(Task objective): Whenever "content" appears in a line of the entries below, that line counts; give the total only.

(Dataset entries):

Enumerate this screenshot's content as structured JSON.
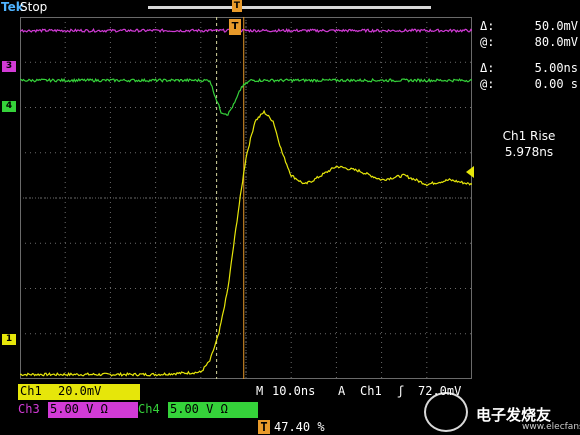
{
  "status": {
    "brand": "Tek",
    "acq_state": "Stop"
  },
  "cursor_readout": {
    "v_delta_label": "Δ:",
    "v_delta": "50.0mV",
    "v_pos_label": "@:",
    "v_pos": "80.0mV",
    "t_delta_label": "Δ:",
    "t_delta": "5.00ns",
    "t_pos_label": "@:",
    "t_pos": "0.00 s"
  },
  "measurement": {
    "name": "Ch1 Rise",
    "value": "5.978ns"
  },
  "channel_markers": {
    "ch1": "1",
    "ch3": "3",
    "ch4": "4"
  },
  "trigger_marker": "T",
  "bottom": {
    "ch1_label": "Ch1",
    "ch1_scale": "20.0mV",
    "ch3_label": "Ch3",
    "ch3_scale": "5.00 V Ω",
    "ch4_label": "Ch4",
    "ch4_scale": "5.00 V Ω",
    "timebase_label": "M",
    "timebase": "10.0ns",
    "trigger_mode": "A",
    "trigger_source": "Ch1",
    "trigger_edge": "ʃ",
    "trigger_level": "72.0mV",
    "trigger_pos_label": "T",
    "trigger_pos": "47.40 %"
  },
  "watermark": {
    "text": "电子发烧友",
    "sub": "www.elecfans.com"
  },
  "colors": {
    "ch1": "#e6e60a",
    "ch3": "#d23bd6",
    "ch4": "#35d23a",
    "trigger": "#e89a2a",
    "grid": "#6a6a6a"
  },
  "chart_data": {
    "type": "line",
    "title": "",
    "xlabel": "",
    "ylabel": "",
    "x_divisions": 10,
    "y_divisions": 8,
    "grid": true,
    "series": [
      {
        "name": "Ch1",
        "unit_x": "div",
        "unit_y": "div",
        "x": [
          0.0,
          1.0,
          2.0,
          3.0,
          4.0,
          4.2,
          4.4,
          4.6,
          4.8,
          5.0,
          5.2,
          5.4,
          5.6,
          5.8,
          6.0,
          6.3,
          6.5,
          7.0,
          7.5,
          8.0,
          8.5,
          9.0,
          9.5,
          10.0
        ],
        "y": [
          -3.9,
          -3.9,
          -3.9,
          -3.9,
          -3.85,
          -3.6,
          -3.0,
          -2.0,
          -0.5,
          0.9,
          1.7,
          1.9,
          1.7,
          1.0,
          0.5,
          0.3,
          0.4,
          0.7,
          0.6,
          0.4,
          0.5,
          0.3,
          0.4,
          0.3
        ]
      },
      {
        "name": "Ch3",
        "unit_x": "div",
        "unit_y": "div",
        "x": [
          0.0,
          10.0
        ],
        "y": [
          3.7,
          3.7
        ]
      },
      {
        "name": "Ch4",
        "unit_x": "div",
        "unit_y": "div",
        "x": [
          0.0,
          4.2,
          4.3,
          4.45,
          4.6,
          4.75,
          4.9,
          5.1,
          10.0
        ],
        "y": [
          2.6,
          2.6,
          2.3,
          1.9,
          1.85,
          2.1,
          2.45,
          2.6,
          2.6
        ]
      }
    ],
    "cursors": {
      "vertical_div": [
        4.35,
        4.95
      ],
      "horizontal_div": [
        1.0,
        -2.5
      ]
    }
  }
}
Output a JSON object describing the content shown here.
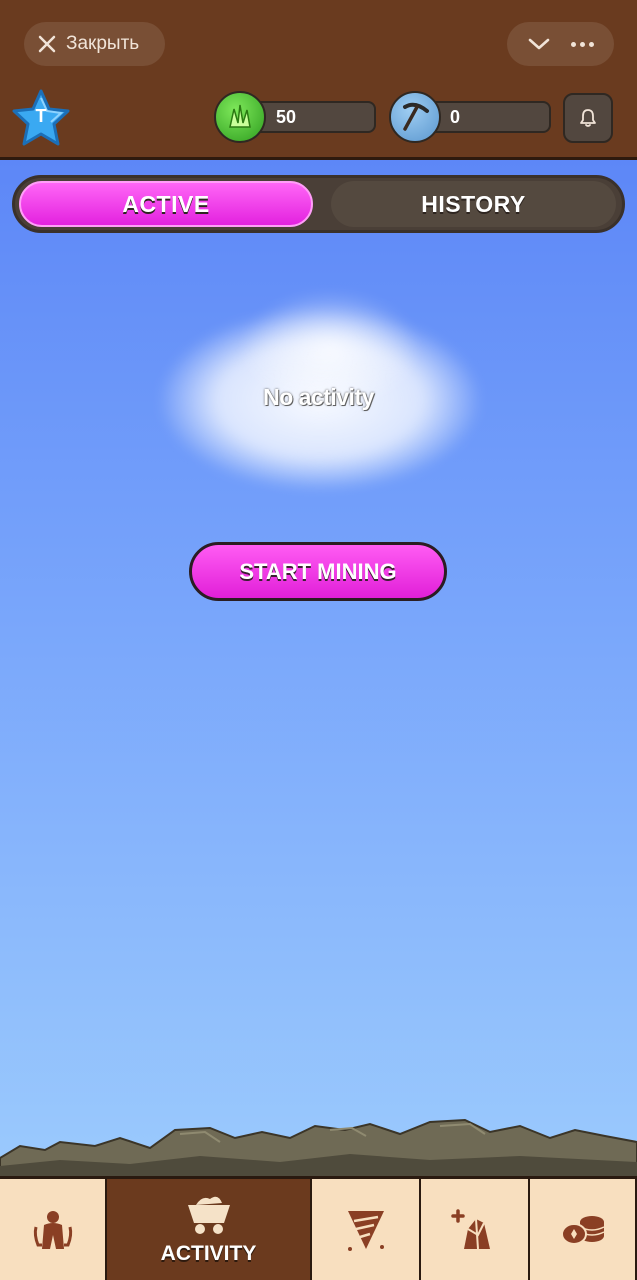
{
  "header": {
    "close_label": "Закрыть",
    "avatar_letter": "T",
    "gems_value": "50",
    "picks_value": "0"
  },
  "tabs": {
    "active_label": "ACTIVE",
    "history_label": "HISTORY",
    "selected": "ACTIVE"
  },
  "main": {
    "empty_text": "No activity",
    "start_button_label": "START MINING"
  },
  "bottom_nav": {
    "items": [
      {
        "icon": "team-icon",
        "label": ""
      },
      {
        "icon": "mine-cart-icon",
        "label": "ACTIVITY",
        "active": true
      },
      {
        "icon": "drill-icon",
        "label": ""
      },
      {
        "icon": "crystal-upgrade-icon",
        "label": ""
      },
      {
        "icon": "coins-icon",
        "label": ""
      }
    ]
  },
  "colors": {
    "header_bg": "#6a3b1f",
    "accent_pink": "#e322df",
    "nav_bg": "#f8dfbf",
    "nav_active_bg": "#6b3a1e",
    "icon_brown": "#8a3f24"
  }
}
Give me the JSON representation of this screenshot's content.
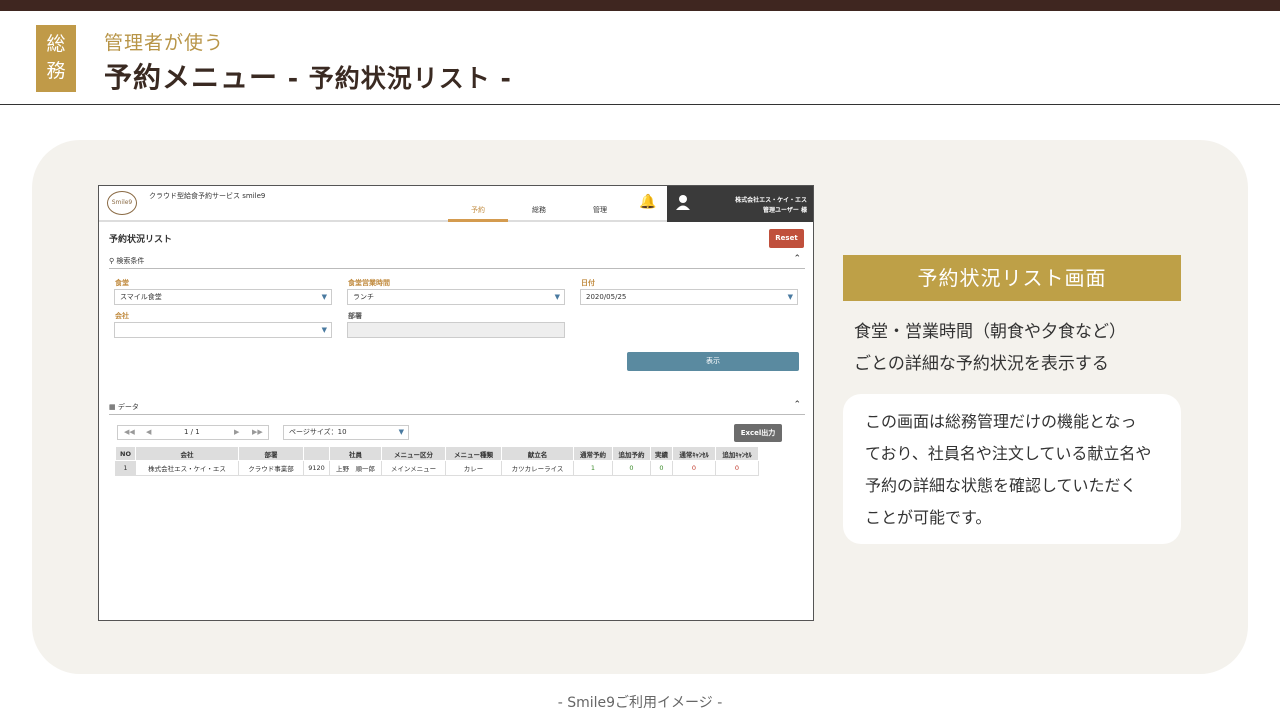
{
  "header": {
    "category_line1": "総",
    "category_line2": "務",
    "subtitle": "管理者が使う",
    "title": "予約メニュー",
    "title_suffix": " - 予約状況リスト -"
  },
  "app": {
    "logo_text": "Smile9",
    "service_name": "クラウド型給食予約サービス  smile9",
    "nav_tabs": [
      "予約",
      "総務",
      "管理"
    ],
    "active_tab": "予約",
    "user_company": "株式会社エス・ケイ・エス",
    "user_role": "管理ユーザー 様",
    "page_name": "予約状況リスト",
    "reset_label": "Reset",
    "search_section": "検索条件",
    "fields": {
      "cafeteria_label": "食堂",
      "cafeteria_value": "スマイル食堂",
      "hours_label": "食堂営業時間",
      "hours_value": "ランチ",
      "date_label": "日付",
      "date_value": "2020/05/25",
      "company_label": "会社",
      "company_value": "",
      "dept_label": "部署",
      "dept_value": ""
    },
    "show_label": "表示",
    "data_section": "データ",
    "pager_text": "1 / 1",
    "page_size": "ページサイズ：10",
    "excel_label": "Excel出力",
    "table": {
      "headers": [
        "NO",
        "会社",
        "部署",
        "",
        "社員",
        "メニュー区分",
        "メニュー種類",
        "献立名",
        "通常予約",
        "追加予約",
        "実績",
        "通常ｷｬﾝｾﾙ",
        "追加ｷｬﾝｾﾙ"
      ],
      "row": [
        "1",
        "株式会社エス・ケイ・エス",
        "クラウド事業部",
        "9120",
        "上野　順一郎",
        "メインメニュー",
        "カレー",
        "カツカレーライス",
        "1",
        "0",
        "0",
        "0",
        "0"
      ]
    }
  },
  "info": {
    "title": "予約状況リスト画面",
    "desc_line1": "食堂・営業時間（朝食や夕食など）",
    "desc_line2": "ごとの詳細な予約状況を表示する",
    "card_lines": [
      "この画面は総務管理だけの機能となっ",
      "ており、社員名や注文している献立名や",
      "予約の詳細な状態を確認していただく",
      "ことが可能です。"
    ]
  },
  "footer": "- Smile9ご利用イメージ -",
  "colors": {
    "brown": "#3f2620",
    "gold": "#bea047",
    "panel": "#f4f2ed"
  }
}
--
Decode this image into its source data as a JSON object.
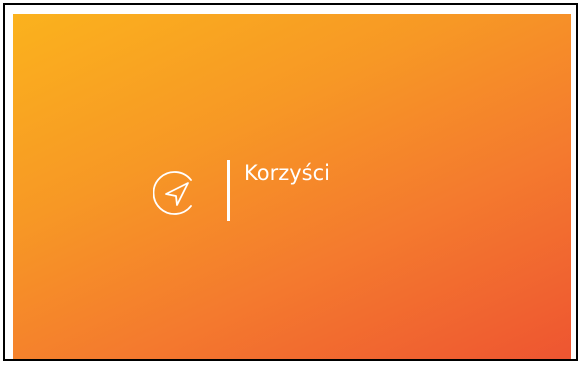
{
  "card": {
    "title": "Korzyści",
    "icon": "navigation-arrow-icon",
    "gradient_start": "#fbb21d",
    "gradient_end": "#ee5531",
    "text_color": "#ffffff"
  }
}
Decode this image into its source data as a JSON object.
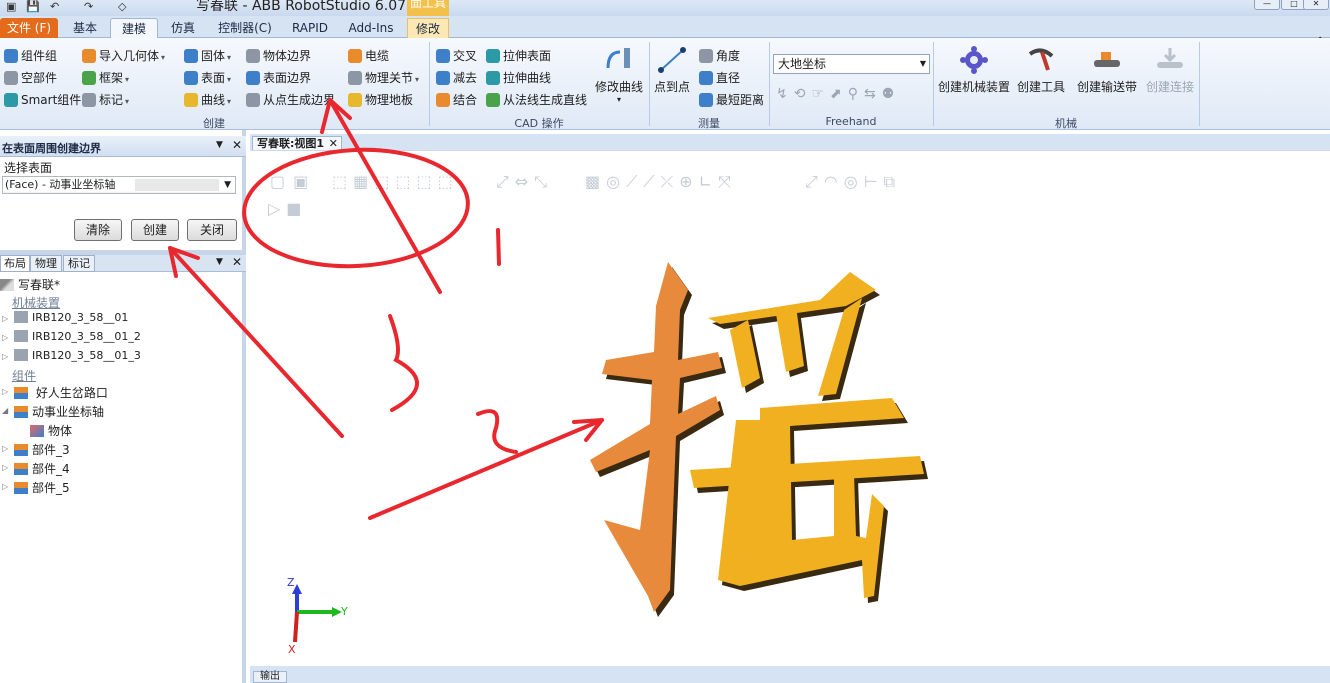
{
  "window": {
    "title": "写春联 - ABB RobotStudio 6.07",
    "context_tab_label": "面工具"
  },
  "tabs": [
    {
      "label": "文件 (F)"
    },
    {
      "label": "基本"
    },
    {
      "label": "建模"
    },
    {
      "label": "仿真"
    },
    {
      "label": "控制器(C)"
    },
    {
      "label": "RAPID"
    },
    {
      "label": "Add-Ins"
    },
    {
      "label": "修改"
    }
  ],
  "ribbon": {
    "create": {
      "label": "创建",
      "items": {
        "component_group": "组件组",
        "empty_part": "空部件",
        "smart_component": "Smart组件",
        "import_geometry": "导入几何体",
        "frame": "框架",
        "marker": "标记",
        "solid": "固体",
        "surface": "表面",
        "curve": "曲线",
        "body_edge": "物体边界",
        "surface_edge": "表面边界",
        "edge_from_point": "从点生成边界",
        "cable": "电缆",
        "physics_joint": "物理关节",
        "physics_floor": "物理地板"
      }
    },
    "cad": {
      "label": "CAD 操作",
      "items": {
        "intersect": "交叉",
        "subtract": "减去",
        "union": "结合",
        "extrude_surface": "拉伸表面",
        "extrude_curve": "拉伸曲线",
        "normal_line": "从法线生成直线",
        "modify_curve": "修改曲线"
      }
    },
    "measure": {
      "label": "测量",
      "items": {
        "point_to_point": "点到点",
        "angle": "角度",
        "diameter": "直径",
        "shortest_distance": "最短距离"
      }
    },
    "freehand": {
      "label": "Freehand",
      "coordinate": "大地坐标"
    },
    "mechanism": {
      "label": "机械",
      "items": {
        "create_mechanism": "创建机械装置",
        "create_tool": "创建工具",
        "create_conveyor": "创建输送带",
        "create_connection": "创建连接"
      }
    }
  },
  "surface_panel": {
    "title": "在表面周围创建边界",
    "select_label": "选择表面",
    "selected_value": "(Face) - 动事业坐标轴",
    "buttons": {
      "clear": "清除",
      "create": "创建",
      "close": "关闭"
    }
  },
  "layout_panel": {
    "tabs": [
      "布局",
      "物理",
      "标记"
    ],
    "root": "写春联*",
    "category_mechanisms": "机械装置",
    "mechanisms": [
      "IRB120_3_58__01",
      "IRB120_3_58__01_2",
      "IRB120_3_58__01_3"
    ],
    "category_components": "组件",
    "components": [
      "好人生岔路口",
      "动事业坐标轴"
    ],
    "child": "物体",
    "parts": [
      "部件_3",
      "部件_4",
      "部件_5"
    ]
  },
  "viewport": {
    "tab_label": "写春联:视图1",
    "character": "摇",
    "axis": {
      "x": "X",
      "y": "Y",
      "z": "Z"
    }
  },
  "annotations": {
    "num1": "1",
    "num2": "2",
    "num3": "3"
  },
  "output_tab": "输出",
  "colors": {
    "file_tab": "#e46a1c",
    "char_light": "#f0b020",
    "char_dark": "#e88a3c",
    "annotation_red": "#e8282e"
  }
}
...
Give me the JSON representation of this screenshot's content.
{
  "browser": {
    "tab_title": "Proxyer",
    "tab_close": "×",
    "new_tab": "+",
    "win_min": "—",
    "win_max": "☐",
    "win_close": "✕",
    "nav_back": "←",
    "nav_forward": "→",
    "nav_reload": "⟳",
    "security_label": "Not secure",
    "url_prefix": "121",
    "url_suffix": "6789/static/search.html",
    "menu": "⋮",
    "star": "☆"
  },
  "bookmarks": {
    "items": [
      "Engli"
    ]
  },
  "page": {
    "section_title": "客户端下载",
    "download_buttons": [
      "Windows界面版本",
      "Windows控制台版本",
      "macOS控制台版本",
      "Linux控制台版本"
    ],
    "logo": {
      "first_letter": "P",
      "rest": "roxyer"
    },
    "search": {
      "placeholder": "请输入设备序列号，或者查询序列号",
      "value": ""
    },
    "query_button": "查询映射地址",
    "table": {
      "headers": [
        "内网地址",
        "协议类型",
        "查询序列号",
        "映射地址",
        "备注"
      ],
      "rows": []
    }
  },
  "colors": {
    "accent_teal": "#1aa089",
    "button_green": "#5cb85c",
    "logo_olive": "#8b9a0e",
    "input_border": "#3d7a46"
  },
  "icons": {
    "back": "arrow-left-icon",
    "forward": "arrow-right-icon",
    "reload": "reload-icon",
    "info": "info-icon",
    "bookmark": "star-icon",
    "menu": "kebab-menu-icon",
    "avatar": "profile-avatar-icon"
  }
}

(Exercise output): 4